Two hours later our friends Frank and Lynda on Simba, who were tied to the quay, radioed us to say the customs man had arrived. We went back ashore. This fellow requested no gifts, and there was no customs charge. He stamped us into the country with only an intense lecture about his disdain for President Bush and the war in Iraq, and his greater affection for former President Clinton.
"What did you like better about Clinton?" I asked.
"Oh everything," he said. "I know he got in trouble wid dat sweet Monica. Ya mon, he shore did."
Immigration, he told us, would not be coming at all on the weekend, but "no worries, mon. You be free to walk wherever you want. Jus go into d'office after d'weeken and check in then."

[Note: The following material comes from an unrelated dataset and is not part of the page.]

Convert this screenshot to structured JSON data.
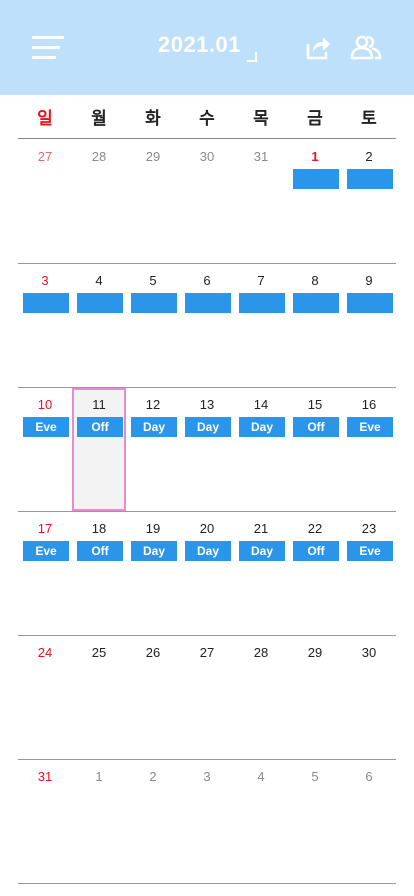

I thanked him for his insights on American presidential politics, after which Bernadette and I hurried back to Ithaka, finished stowing our gear, raised our sun awnings, grabbed our wallets, and called Macy to find out where in town we'd find the best Jamaican Jerk Chicken and the coldest Red Stripe beer. They told us about their favorite spots. But before we dinghied in, we sat for a moment, smiled, and laughed happily. To our stern were mountains; over the bow we looked at a waterfront park from which we could hear reggae music. There was a new island for us to discover. Nothing major had broken in 24 hours, and the officials hadn't nicked us badly. We'd had both a rainbow and a reunion with old friends. All in all, it was a pretty great arrival.